As many as 30,000 to 35,000 people are projected to participate in the New Baptist Covenant II meeting which will be coordinated from the anchor city of Atlanta and broadcast live to simultaneous worship services in regional meetings across the country. Former president and first lady Jimmy and Rosalynn Carter and other prominent Baptists will speak live by satellite. Each regional meeting will feature “live and in person” their own slate of speakers, choirs, musicians, workshops, and breakouts.

The Oklahoma City meeting will feature the Ambassador Concert Choir on the evening of Thursday, Nov. 17. John Reed, pastor of Fairview Baptist Church in Oklahoma City and President of the National Baptist Convention of Oklahoma, will be the keynote speaker on the morning of Friday, Nov. 18. That afternoon St. John will offer screenings and panel discussions of the documentary films “Gospel Without Borders” about immigration and “Beneath the Skin” about racism. There will also be opportunities to hear sermons by Dr. Lee Cooper, Pastor of Prospect Baptist Church in Oklahoma City, Dr. Tim Eaton, President of Hillsdale Freewill Baptist College, Rev. Todd Littleton, pastor Snow Hill Baptist Church in Tuttle, Dr. Wade Smith, pastor of First Baptist Church in Norman, and Dr. Charles Johnson, pastor of First Baptist Church of Desdemona, Texas. Other workshops include sessions about what is wrong with Oklahoma’s payday lending law and a Spanish language breakout on immigration law and procedure.

For additional information, visit our website: www.newbaptistcovenant.org

Tuesday, November 01, 2011

Essential Reading for Ministers

Last week, while speaking at Oklahoma City University, Bill Moyers recommended the book "A Paradise in Hell: The Extraordinary Communities that Arise in Disaster" by Rebecca Solnit.

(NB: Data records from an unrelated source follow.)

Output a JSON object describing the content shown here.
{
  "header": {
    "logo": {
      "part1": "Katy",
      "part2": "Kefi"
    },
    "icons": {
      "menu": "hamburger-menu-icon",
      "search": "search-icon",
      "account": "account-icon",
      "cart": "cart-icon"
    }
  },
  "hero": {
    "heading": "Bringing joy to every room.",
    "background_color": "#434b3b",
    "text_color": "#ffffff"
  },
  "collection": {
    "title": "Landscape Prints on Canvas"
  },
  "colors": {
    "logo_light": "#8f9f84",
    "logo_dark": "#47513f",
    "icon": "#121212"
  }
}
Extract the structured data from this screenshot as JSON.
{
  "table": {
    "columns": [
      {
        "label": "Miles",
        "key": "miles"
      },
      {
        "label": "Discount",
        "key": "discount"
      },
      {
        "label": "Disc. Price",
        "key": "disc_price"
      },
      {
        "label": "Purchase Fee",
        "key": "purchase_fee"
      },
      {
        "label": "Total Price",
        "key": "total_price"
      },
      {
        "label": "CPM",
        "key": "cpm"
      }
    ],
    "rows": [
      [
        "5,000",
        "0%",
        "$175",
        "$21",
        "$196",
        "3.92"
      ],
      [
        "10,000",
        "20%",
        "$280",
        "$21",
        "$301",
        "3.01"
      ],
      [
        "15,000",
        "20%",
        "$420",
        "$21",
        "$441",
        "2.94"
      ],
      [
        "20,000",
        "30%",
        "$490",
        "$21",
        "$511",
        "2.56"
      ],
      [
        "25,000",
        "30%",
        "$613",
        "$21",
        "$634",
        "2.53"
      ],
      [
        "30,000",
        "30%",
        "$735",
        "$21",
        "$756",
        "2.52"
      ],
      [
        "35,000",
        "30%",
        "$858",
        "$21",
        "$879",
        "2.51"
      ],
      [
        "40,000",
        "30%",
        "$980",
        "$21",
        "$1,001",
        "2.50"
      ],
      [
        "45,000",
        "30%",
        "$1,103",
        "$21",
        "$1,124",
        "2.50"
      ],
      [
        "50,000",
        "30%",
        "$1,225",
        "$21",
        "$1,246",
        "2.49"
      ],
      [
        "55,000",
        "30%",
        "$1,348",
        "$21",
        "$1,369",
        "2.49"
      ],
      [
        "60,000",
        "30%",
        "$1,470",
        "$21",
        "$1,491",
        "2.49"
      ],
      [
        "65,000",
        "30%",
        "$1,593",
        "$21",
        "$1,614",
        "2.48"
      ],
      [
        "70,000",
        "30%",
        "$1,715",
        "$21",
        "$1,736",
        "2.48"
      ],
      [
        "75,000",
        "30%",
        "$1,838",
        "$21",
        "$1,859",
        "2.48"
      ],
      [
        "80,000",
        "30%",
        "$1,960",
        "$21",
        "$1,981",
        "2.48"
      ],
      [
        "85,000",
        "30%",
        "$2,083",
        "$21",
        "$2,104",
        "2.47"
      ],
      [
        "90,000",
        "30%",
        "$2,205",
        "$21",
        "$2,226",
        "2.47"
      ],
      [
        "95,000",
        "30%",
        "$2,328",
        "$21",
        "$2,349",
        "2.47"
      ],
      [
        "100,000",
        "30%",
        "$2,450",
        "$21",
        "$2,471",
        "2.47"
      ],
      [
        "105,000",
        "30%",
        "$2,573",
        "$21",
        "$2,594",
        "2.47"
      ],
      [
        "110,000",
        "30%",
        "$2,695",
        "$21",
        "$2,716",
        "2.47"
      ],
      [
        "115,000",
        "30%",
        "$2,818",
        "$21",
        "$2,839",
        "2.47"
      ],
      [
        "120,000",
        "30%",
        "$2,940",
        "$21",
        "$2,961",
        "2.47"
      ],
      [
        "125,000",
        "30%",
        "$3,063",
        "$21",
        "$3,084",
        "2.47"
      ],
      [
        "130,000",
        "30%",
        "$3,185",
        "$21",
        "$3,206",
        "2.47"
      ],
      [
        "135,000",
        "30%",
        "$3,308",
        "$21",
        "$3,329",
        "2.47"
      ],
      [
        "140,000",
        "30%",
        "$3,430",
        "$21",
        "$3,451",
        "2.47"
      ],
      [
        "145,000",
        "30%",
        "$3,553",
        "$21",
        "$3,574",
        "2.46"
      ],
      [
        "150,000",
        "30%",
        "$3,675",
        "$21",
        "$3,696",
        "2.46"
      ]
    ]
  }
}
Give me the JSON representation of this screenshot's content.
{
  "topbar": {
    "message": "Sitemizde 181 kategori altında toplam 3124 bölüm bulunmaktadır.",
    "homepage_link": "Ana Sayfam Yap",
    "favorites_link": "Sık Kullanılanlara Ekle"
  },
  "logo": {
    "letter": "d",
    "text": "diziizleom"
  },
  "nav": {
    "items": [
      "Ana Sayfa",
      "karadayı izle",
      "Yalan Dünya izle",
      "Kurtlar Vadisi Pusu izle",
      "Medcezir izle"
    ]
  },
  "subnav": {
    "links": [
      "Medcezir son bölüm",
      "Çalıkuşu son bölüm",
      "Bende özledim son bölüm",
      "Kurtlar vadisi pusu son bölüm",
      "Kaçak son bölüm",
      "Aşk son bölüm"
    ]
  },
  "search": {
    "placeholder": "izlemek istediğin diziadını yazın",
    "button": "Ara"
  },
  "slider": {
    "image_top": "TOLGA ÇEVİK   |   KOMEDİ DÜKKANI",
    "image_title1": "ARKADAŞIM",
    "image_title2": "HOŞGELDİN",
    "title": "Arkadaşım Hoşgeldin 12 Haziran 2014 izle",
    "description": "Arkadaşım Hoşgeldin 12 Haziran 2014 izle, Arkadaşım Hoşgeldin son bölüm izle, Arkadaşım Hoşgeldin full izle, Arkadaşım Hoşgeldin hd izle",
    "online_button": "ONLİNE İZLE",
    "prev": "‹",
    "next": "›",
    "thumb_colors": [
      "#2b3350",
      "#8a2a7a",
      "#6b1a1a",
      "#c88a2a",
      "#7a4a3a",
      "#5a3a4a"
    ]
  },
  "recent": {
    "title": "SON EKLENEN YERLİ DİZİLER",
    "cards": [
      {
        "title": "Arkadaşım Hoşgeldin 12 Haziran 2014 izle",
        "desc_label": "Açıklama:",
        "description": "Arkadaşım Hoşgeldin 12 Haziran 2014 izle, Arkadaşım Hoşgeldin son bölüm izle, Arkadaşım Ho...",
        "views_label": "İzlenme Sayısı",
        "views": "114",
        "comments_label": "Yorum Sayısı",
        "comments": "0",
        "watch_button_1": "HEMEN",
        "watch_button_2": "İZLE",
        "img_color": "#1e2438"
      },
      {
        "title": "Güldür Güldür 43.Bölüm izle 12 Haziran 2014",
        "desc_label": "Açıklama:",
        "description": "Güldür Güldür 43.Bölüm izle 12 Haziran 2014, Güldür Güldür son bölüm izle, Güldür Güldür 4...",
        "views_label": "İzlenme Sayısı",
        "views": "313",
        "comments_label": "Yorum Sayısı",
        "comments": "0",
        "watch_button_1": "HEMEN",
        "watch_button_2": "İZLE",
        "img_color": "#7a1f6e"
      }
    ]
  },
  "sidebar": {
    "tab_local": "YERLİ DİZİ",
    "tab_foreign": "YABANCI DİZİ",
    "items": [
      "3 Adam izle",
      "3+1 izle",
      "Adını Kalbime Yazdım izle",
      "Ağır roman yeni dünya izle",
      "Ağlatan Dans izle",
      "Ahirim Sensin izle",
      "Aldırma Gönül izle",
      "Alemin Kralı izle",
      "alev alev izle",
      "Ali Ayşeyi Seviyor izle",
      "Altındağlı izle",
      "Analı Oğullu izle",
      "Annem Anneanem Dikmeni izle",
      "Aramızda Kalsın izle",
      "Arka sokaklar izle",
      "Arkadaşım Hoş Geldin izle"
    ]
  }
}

I got the book and read it. I think it is essential reading for everyone involved in ministry -- if for no other reason than that the book is filled with stories that would make good sermon illustrations.

Solnit scours accounts of how people have reacted in disasters over the past 100 years. She finds a lot more evidence of selflessness, altruism, civility and joy (yes, -- joy) than for selfishness, malevolence, incivility and despair.

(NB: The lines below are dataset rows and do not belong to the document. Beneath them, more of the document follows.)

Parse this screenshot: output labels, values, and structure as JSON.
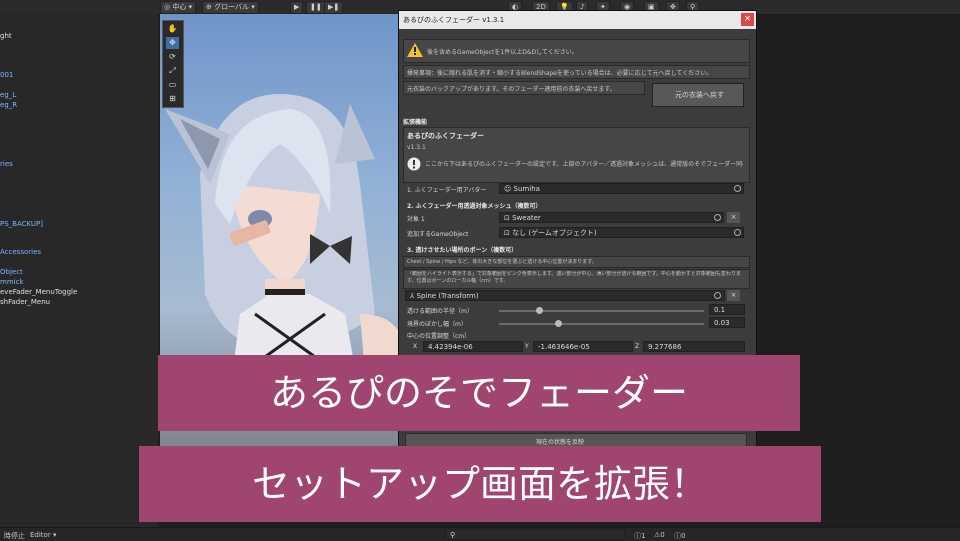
{
  "toolbar": {
    "pivot": "中心",
    "global": "グローバル",
    "mode_2d": "2D",
    "play_icons": [
      "play-icon",
      "pause-icon",
      "step-icon"
    ]
  },
  "hierarchy": {
    "items": [
      {
        "text": "ght",
        "style": "w"
      },
      {
        "text": "001",
        "style": "b"
      },
      {
        "text": "eg_L",
        "style": "b"
      },
      {
        "text": "eg_R",
        "style": "b"
      },
      {
        "text": "ries",
        "style": "b"
      },
      {
        "text": "PS_BACKUP]",
        "style": "b"
      },
      {
        "text": "Accessories",
        "style": "b"
      },
      {
        "text": "Object",
        "style": "b"
      },
      {
        "text": "mmick",
        "style": "b"
      },
      {
        "text": "eveFader_MenuToggle",
        "style": "w"
      },
      {
        "text": "shFader_Menu",
        "style": "w"
      }
    ]
  },
  "window": {
    "title": "あるぴのふくフェーダー v1.3.1",
    "close": "×",
    "warning": "後を含めるGameObjectを1件以上D&Dしてください。",
    "note": "揮発事項：後に隠れる肌を消す・縮小するBlendShapeを使っている場合は、必要に応じて元へ戻してください。",
    "backup_text": "元衣装のバックアップがあります。そのフェーダー適用前の衣装へ戻せます。",
    "restore_button": "元の衣装へ戻す",
    "ext_section": "拡張機能",
    "ext_title": "あるぴのふくフェーダー",
    "ext_version": "v1.3.1",
    "ext_info": "ここから下はあるぴのふくフェーダーの設定です。上部のアバター／透過対象メッシュは、通常版のそでフェーダー同様に指定してください。",
    "s1_label": "1. ふくフェーダー用アバター",
    "s1_value": "Sumiha",
    "s2_title": "2. ふくフェーダー用透過対象メッシュ（複数可）",
    "s2_target_label": "対象 1",
    "s2_target_value": "Sweater",
    "s2_add_label": "追加するGameObject",
    "s2_add_value": "なし (ゲームオブジェクト)",
    "s3_title": "3. 透けさせたい場所のボーン（複数可）",
    "s3_hint": "Chest / Spine / Hips など、体の大きな部位を選ぶと透ける中心位置が決まります。",
    "s3_desc": "「範囲をハイライト表示する」で対象範囲をピンク色表示します。濃い部分が中心、薄い部分が透ける範囲です。中心を動かすと対象範囲も変わります。位置はボーンのローカル軸（cm）です。",
    "bone_value": "Spine (Transform)",
    "radius_label": "透ける範囲の半径（m）",
    "radius_value": "0.1",
    "blur_label": "境界のぼかし幅（m）",
    "blur_value": "0.03",
    "offset_label": "中心の位置調整（cm）",
    "x_label": "X",
    "x_value": "4.42394e-06",
    "y_label": "Y",
    "y_value": "-1.463646e-05",
    "z_label": "Z",
    "z_value": "9.277686",
    "bottom_button": "現在の状態を反映"
  },
  "bottombar": {
    "left_text": "時停止",
    "editor": "Editor",
    "count1": "1",
    "count2": "0",
    "count3": "0"
  },
  "captions": {
    "line1": "あるぴのそでフェーダー",
    "line2": "セットアップ画面を拡張！"
  },
  "colors": {
    "caption_bg": "#a0456f",
    "close_btn": "#d84a4a"
  }
}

Below are a few quotes that will give you a flavor for the insights she uncovers. You'll have to read the book if you are interested in the stories she brings to light.

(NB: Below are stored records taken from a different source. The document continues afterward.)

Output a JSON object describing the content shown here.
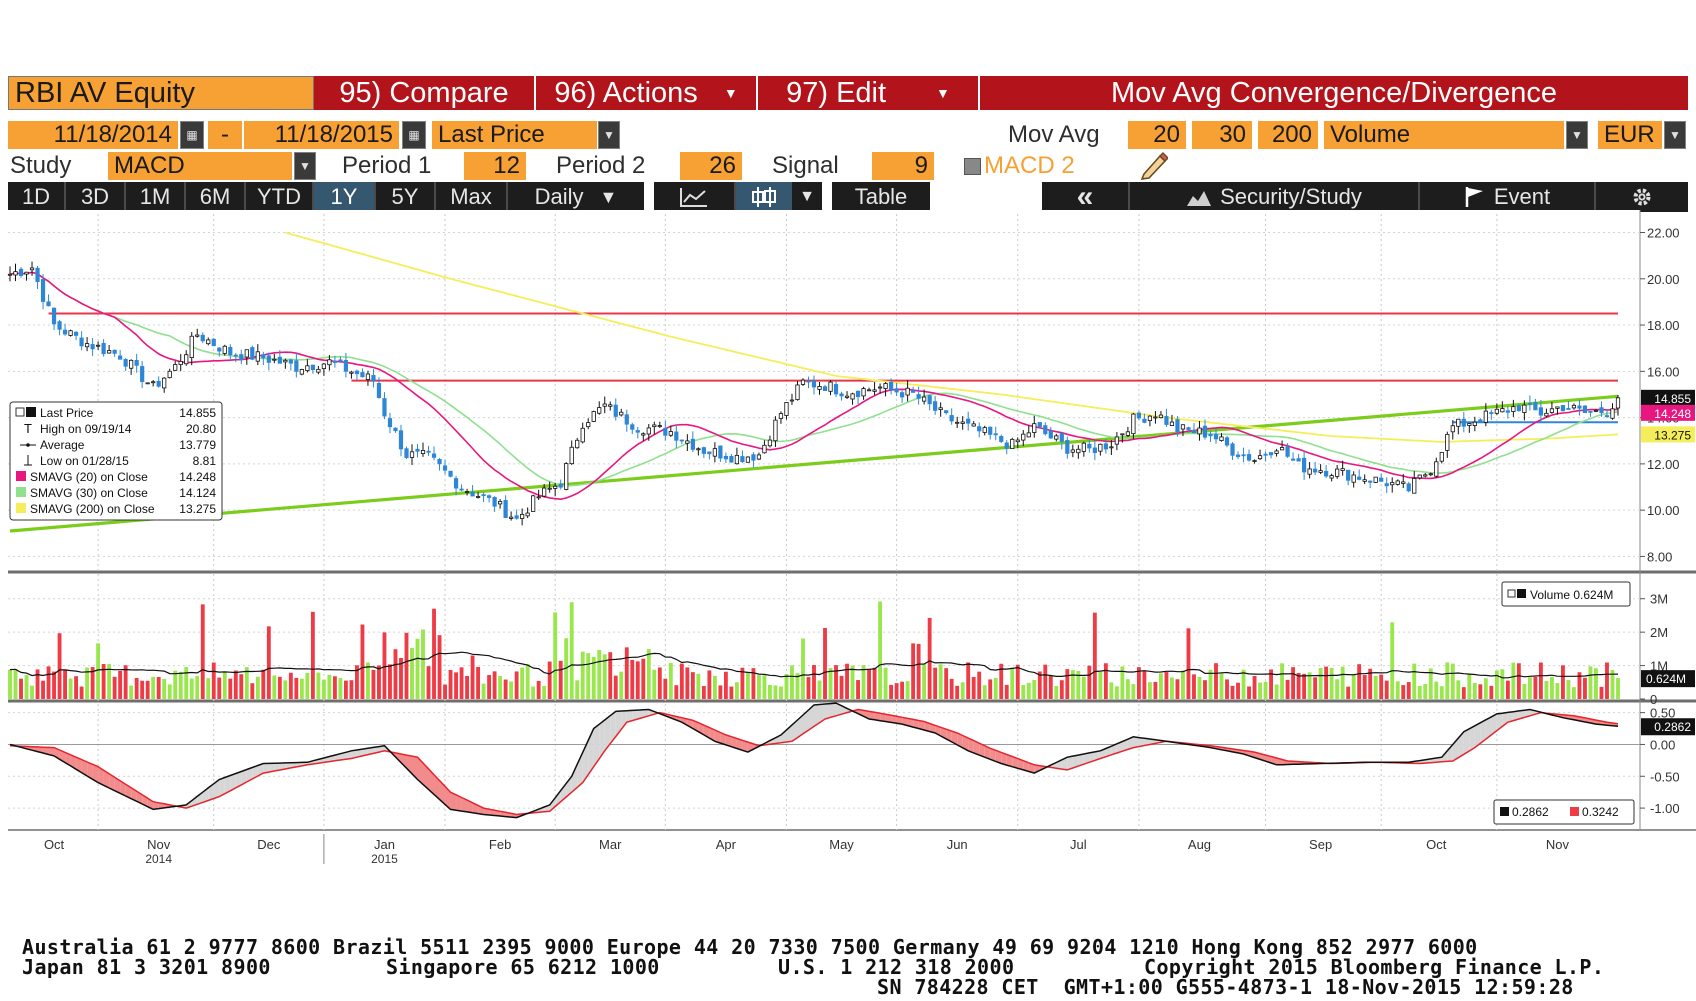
{
  "toolbar": {
    "ticker": "RBI AV Equity",
    "compare_label": "95) Compare",
    "actions_label": "96) Actions",
    "edit_label": "97) Edit",
    "study_title": "Mov Avg Convergence/Divergence",
    "start_date": "11/18/2014",
    "date_sep": "-",
    "end_date": "11/18/2015",
    "price_field": "Last Price",
    "mov_avg_label": "Mov Avg",
    "ma1": "20",
    "ma2": "30",
    "ma3": "200",
    "volume_field": "Volume",
    "currency": "EUR",
    "study_label": "Study",
    "study_value": "MACD",
    "period1_label": "Period 1",
    "period1_value": "12",
    "period2_label": "Period 2",
    "period2_value": "26",
    "signal_label": "Signal",
    "signal_value": "9",
    "macd2_label": "MACD 2",
    "ranges": [
      "1D",
      "3D",
      "1M",
      "6M",
      "YTD",
      "1Y",
      "5Y",
      "Max"
    ],
    "active_range": "1Y",
    "frequency": "Daily",
    "table_label": "Table",
    "back_label": "«",
    "security_study_label": "Security/Study",
    "event_label": "Event"
  },
  "colors": {
    "up": "#99e64d",
    "down": "#ee3c46",
    "price_up": "#2e87d6",
    "sma20": "#e8177f",
    "sma30": "#8fe08f",
    "sma200": "#f5ee5a",
    "trend": "#7ccc1c",
    "resistance": "#e8374a",
    "support": "#2e87d6",
    "tag_black": "#111111",
    "toolbar_red": "#b3131b",
    "toolbar_orange": "#f7a033"
  },
  "chart_data": {
    "type": "candlestick",
    "x_axis": {
      "months": [
        "Oct",
        "Nov",
        "Dec",
        "Jan",
        "Feb",
        "Mar",
        "Apr",
        "May",
        "Jun",
        "Jul",
        "Aug",
        "Sep",
        "Oct",
        "Nov"
      ],
      "years": [
        "2014",
        "2015"
      ]
    },
    "price_panel": {
      "y_ticks": [
        "22.00",
        "20.00",
        "18.00",
        "16.00",
        "14.00",
        "12.00",
        "10.00",
        "8.00"
      ],
      "ylim": [
        7.5,
        22.8
      ],
      "price_anchors": [
        [
          0,
          20.2
        ],
        [
          4,
          20.5
        ],
        [
          8,
          18.0
        ],
        [
          14,
          17.2
        ],
        [
          20,
          16.7
        ],
        [
          26,
          15.3
        ],
        [
          30,
          16.2
        ],
        [
          34,
          17.6
        ],
        [
          40,
          16.8
        ],
        [
          46,
          16.6
        ],
        [
          52,
          16.2
        ],
        [
          58,
          16.4
        ],
        [
          62,
          16.0
        ],
        [
          66,
          15.6
        ],
        [
          68,
          14.2
        ],
        [
          72,
          12.4
        ],
        [
          76,
          12.3
        ],
        [
          82,
          11.0
        ],
        [
          88,
          10.3
        ],
        [
          92,
          9.6
        ],
        [
          96,
          10.6
        ],
        [
          100,
          11.2
        ],
        [
          104,
          13.8
        ],
        [
          108,
          14.5
        ],
        [
          114,
          13.6
        ],
        [
          120,
          13.4
        ],
        [
          126,
          12.6
        ],
        [
          132,
          12.3
        ],
        [
          136,
          12.4
        ],
        [
          140,
          14.2
        ],
        [
          144,
          15.5
        ],
        [
          148,
          15.4
        ],
        [
          152,
          15.1
        ],
        [
          158,
          15.3
        ],
        [
          164,
          15.0
        ],
        [
          170,
          14.0
        ],
        [
          176,
          13.4
        ],
        [
          182,
          12.8
        ],
        [
          186,
          13.6
        ],
        [
          192,
          12.7
        ],
        [
          196,
          12.6
        ],
        [
          200,
          12.9
        ],
        [
          204,
          13.9
        ],
        [
          208,
          14.2
        ],
        [
          212,
          13.5
        ],
        [
          218,
          13.3
        ],
        [
          222,
          12.6
        ],
        [
          226,
          12.2
        ],
        [
          230,
          12.8
        ],
        [
          234,
          11.9
        ],
        [
          240,
          11.7
        ],
        [
          246,
          11.4
        ],
        [
          250,
          11.2
        ],
        [
          254,
          10.9
        ],
        [
          258,
          11.8
        ],
        [
          262,
          13.6
        ],
        [
          266,
          13.9
        ],
        [
          270,
          14.2
        ],
        [
          274,
          14.5
        ],
        [
          278,
          14.2
        ],
        [
          282,
          14.5
        ],
        [
          286,
          14.2
        ],
        [
          290,
          14.3
        ],
        [
          292,
          14.855
        ]
      ],
      "sma200": [
        [
          50,
          22.0
        ],
        [
          80,
          20.0
        ],
        [
          120,
          17.5
        ],
        [
          150,
          15.8
        ],
        [
          180,
          15.0
        ],
        [
          210,
          14.0
        ],
        [
          240,
          13.2
        ],
        [
          260,
          12.95
        ],
        [
          280,
          13.1
        ],
        [
          292,
          13.275
        ]
      ],
      "trend_line": [
        [
          0,
          9.1
        ],
        [
          292,
          14.92
        ]
      ],
      "resistance_1": {
        "level": 18.5,
        "from": 7,
        "to": 292
      },
      "resistance_2": {
        "level": 15.6,
        "from": 62,
        "to": 292
      },
      "support": {
        "level": 13.8,
        "from": 262,
        "to": 292
      },
      "last_tags": [
        {
          "value": "14.855",
          "price": 14.855,
          "color": "#111111"
        },
        {
          "value": "14.248",
          "price": 14.248,
          "color": "#e8177f"
        },
        {
          "value": "13.275",
          "price": 13.275,
          "color": "#f5ee5a"
        }
      ],
      "legend": [
        {
          "label": "Last Price",
          "value": "14.855",
          "marker": "square"
        },
        {
          "label": "High on 09/19/14",
          "value": "20.80",
          "marker": "high"
        },
        {
          "label": "Average",
          "value": "13.779",
          "marker": "avg"
        },
        {
          "label": "Low on 01/28/15",
          "value": "8.81",
          "marker": "low"
        },
        {
          "label": "SMAVG (20) on Close",
          "value": "14.248",
          "marker": "#e8177f"
        },
        {
          "label": "SMAVG (30) on Close",
          "value": "14.124",
          "marker": "#8fe08f"
        },
        {
          "label": "SMAVG (200) on Close",
          "value": "13.275",
          "marker": "#f5ee5a"
        }
      ]
    },
    "volume_panel": {
      "y_ticks": [
        "3M",
        "2M",
        "1M",
        "0"
      ],
      "ylim": [
        0,
        3.5
      ],
      "legend_label": "Volume 0.624M",
      "last_tag": "0.624M",
      "last_value": 0.624
    },
    "macd_panel": {
      "y_ticks": [
        "0.50",
        "0.00",
        "-0.50",
        "-1.00"
      ],
      "ylim": [
        -1.25,
        0.62
      ],
      "macd_anchors": [
        [
          0,
          0.0
        ],
        [
          8,
          -0.18
        ],
        [
          16,
          -0.6
        ],
        [
          26,
          -1.02
        ],
        [
          32,
          -0.95
        ],
        [
          38,
          -0.55
        ],
        [
          46,
          -0.3
        ],
        [
          54,
          -0.28
        ],
        [
          62,
          -0.1
        ],
        [
          68,
          -0.02
        ],
        [
          74,
          -0.55
        ],
        [
          80,
          -1.02
        ],
        [
          86,
          -1.1
        ],
        [
          92,
          -1.15
        ],
        [
          98,
          -0.95
        ],
        [
          102,
          -0.5
        ],
        [
          106,
          0.25
        ],
        [
          110,
          0.52
        ],
        [
          116,
          0.55
        ],
        [
          122,
          0.35
        ],
        [
          128,
          0.05
        ],
        [
          134,
          -0.12
        ],
        [
          140,
          0.15
        ],
        [
          146,
          0.62
        ],
        [
          150,
          0.65
        ],
        [
          156,
          0.4
        ],
        [
          162,
          0.32
        ],
        [
          168,
          0.18
        ],
        [
          174,
          -0.1
        ],
        [
          180,
          -0.3
        ],
        [
          186,
          -0.45
        ],
        [
          192,
          -0.2
        ],
        [
          198,
          -0.1
        ],
        [
          204,
          0.12
        ],
        [
          210,
          0.05
        ],
        [
          218,
          -0.05
        ],
        [
          224,
          -0.15
        ],
        [
          230,
          -0.32
        ],
        [
          238,
          -0.3
        ],
        [
          246,
          -0.28
        ],
        [
          254,
          -0.28
        ],
        [
          260,
          -0.2
        ],
        [
          264,
          0.2
        ],
        [
          270,
          0.48
        ],
        [
          276,
          0.55
        ],
        [
          282,
          0.42
        ],
        [
          288,
          0.32
        ],
        [
          292,
          0.2862
        ]
      ],
      "signal_anchors": [
        [
          0,
          -0.02
        ],
        [
          8,
          -0.05
        ],
        [
          16,
          -0.35
        ],
        [
          26,
          -0.9
        ],
        [
          32,
          -1.0
        ],
        [
          38,
          -0.82
        ],
        [
          46,
          -0.45
        ],
        [
          54,
          -0.32
        ],
        [
          62,
          -0.22
        ],
        [
          68,
          -0.1
        ],
        [
          74,
          -0.2
        ],
        [
          80,
          -0.75
        ],
        [
          86,
          -1.0
        ],
        [
          92,
          -1.1
        ],
        [
          98,
          -1.05
        ],
        [
          104,
          -0.6
        ],
        [
          108,
          -0.1
        ],
        [
          112,
          0.35
        ],
        [
          118,
          0.5
        ],
        [
          124,
          0.38
        ],
        [
          130,
          0.15
        ],
        [
          136,
          -0.02
        ],
        [
          142,
          0.05
        ],
        [
          148,
          0.4
        ],
        [
          154,
          0.55
        ],
        [
          160,
          0.46
        ],
        [
          166,
          0.36
        ],
        [
          172,
          0.18
        ],
        [
          178,
          -0.06
        ],
        [
          186,
          -0.32
        ],
        [
          192,
          -0.4
        ],
        [
          198,
          -0.22
        ],
        [
          204,
          -0.05
        ],
        [
          210,
          0.05
        ],
        [
          218,
          -0.02
        ],
        [
          226,
          -0.12
        ],
        [
          232,
          -0.26
        ],
        [
          240,
          -0.3
        ],
        [
          248,
          -0.28
        ],
        [
          256,
          -0.3
        ],
        [
          262,
          -0.26
        ],
        [
          266,
          -0.05
        ],
        [
          272,
          0.35
        ],
        [
          278,
          0.5
        ],
        [
          284,
          0.45
        ],
        [
          290,
          0.35
        ],
        [
          292,
          0.3242
        ]
      ],
      "legend": [
        {
          "color": "#111111",
          "value": "0.2862"
        },
        {
          "color": "#ee3c46",
          "value": "0.3242"
        }
      ],
      "last_tag": "0.2862",
      "last_value": 0.2862
    }
  },
  "footer": {
    "line1": "Australia 61 2 9777 8600 Brazil 5511 2395 9000 Europe 44 20 7330 7500 Germany 49 69 9204 1210 Hong Kong 852 2977 6000",
    "line2_left": "Japan 81 3 3201 8900",
    "line2_mid1": "Singapore 65 6212 1000",
    "line2_mid2": "U.S. 1 212 318 2000",
    "line2_right": "Copyright 2015 Bloomberg Finance L.P.",
    "line3": "SN 784228 CET  GMT+1:00 G555-4873-1 18-Nov-2015 12:59:28"
  }
}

Since postmodernism reshaped the intellectual landscape, it has been problematic to even use the term human nature, with its implication of a stable and universal human essence. The study of disasters makes it clear that there are plural and contingent natures -- but the prevalent human nature in disaster is resilient, resourceful, generous, empathic, and brave .(p. 8)
. . .
Disaster offers temporary solutions to the alienations and isolations of everyday life: "Thus while the natural or human forces that created or precipitated the disaster appear hostile and punishing, the people who survive become more friendly, sympathetic, and helpful than in normal times. The categorical approach to human beings is curbed and the sympathetic approached enlarged. In this sense, disasters may be a physical hell, but they result however temporarily in what may be regarded as a kind of social utopia." (p. 108)
. . .
"Disasters provide a temporary liberation from the worries, inhibitions and anxieties associated with the past and future because they force people to concentrate their full attention on immediate moment-to-moment, day-to-day needs within the context of present realities." (p.115)